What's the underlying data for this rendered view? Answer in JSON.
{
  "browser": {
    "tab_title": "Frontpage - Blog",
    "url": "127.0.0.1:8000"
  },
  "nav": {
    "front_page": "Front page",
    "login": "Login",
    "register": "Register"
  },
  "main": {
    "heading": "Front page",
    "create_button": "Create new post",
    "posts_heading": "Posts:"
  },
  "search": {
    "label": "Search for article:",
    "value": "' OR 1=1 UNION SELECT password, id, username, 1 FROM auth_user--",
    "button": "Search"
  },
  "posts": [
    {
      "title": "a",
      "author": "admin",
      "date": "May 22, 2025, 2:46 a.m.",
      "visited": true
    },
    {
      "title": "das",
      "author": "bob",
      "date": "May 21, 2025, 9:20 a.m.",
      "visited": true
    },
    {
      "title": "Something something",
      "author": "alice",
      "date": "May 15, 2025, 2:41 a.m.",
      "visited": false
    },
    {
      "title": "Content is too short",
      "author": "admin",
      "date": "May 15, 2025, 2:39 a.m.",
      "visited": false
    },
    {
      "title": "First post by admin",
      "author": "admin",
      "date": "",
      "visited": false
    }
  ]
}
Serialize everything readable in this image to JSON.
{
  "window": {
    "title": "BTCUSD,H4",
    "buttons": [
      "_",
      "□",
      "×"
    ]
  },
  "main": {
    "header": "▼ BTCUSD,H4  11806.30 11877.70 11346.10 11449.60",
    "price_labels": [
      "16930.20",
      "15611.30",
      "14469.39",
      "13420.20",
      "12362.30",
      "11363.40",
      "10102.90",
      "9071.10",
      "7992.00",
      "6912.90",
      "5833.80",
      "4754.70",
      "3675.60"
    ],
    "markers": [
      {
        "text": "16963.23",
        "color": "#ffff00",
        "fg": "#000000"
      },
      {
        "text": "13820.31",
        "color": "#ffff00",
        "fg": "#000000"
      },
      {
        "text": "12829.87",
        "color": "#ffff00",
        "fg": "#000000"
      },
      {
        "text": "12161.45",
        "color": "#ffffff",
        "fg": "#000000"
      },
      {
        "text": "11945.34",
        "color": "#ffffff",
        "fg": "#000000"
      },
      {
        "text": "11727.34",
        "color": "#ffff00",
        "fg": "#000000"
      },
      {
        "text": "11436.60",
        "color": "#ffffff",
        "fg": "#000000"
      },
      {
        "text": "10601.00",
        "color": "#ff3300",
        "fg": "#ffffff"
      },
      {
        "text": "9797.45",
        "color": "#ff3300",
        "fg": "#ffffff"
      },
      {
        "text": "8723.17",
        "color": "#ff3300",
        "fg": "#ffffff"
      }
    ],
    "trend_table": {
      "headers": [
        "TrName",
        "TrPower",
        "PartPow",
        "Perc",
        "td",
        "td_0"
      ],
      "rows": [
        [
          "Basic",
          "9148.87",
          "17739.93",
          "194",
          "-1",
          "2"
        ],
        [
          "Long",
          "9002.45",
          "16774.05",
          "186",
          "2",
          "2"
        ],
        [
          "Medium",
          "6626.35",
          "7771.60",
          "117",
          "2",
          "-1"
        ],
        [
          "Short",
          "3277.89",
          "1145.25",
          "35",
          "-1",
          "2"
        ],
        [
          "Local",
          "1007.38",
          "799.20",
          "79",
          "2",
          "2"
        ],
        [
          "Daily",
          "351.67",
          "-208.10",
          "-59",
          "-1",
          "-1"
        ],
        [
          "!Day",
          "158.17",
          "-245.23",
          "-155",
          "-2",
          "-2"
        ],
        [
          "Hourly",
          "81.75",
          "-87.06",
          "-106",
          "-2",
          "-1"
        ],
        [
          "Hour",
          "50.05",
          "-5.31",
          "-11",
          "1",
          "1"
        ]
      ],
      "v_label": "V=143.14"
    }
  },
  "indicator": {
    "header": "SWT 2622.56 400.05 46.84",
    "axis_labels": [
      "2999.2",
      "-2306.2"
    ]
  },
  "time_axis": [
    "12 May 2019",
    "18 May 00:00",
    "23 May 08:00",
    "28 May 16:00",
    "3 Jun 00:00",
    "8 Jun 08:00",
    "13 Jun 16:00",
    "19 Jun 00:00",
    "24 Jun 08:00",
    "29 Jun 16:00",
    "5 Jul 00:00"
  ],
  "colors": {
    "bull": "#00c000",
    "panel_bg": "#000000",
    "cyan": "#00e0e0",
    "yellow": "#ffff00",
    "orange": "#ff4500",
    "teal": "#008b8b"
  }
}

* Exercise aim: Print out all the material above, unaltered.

* Written response:
What's the underlying data for this rendered view? Answer in JSON.
{
  "browser": {
    "tab_title": "Frontpage - Blog",
    "url": "127.0.0.1:8000"
  },
  "nav": {
    "front_page": "Front page",
    "login": "Login",
    "register": "Register"
  },
  "main": {
    "heading": "Front page",
    "create_button": "Create new post",
    "posts_heading": "Posts:"
  },
  "search": {
    "label": "Search for article:",
    "value": "' OR 1=1 UNION SELECT password, id, username, 1 FROM auth_user--",
    "button": "Search"
  },
  "posts": [
    {
      "title": "a",
      "author": "admin",
      "date": "May 22, 2025, 2:46 a.m.",
      "visited": true
    },
    {
      "title": "das",
      "author": "bob",
      "date": "May 21, 2025, 9:20 a.m.",
      "visited": true
    },
    {
      "title": "Something something",
      "author": "alice",
      "date": "May 15, 2025, 2:41 a.m.",
      "visited": false
    },
    {
      "title": "Content is too short",
      "author": "admin",
      "date": "May 15, 2025, 2:39 a.m.",
      "visited": false
    },
    {
      "title": "First post by admin",
      "author": "admin",
      "date": "",
      "visited": false
    }
  ]
}
Serialize everything readable in this image to JSON.
{
  "window": {
    "title": "BTCUSD,H4",
    "buttons": [
      "_",
      "□",
      "×"
    ]
  },
  "main": {
    "header": "▼ BTCUSD,H4  11806.30 11877.70 11346.10 11449.60",
    "price_labels": [
      "16930.20",
      "15611.30",
      "14469.39",
      "13420.20",
      "12362.30",
      "11363.40",
      "10102.90",
      "9071.10",
      "7992.00",
      "6912.90",
      "5833.80",
      "4754.70",
      "3675.60"
    ],
    "markers": [
      {
        "text": "16963.23",
        "color": "#ffff00",
        "fg": "#000000"
      },
      {
        "text": "13820.31",
        "color": "#ffff00",
        "fg": "#000000"
      },
      {
        "text": "12829.87",
        "color": "#ffff00",
        "fg": "#000000"
      },
      {
        "text": "12161.45",
        "color": "#ffffff",
        "fg": "#000000"
      },
      {
        "text": "11945.34",
        "color": "#ffffff",
        "fg": "#000000"
      },
      {
        "text": "11727.34",
        "color": "#ffff00",
        "fg": "#000000"
      },
      {
        "text": "11436.60",
        "color": "#ffffff",
        "fg": "#000000"
      },
      {
        "text": "10601.00",
        "color": "#ff3300",
        "fg": "#ffffff"
      },
      {
        "text": "9797.45",
        "color": "#ff3300",
        "fg": "#ffffff"
      },
      {
        "text": "8723.17",
        "color": "#ff3300",
        "fg": "#ffffff"
      }
    ],
    "trend_table": {
      "headers": [
        "TrName",
        "TrPower",
        "PartPow",
        "Perc",
        "td",
        "td_0"
      ],
      "rows": [
        [
          "Basic",
          "9148.87",
          "17739.93",
          "194",
          "-1",
          "2"
        ],
        [
          "Long",
          "9002.45",
          "16774.05",
          "186",
          "2",
          "2"
        ],
        [
          "Medium",
          "6626.35",
          "7771.60",
          "117",
          "2",
          "-1"
        ],
        [
          "Short",
          "3277.89",
          "1145.25",
          "35",
          "-1",
          "2"
        ],
        [
          "Local",
          "1007.38",
          "799.20",
          "79",
          "2",
          "2"
        ],
        [
          "Daily",
          "351.67",
          "-208.10",
          "-59",
          "-1",
          "-1"
        ],
        [
          "!Day",
          "158.17",
          "-245.23",
          "-155",
          "-2",
          "-2"
        ],
        [
          "Hourly",
          "81.75",
          "-87.06",
          "-106",
          "-2",
          "-1"
        ],
        [
          "Hour",
          "50.05",
          "-5.31",
          "-11",
          "1",
          "1"
        ]
      ],
      "v_label": "V=143.14"
    }
  },
  "indicator": {
    "header": "SWT 2622.56 400.05 46.84",
    "axis_labels": [
      "2999.2",
      "-2306.2"
    ]
  },
  "time_axis": [
    "12 May 2019",
    "18 May 00:00",
    "23 May 08:00",
    "28 May 16:00",
    "3 Jun 00:00",
    "8 Jun 08:00",
    "13 Jun 16:00",
    "19 Jun 00:00",
    "24 Jun 08:00",
    "29 Jun 16:00",
    "5 Jul 00:00"
  ],
  "colors": {
    "bull": "#00c000",
    "panel_bg": "#000000",
    "cyan": "#00e0e0",
    "yellow": "#ffff00",
    "orange": "#ff4500",
    "teal": "#008b8b"
  }
}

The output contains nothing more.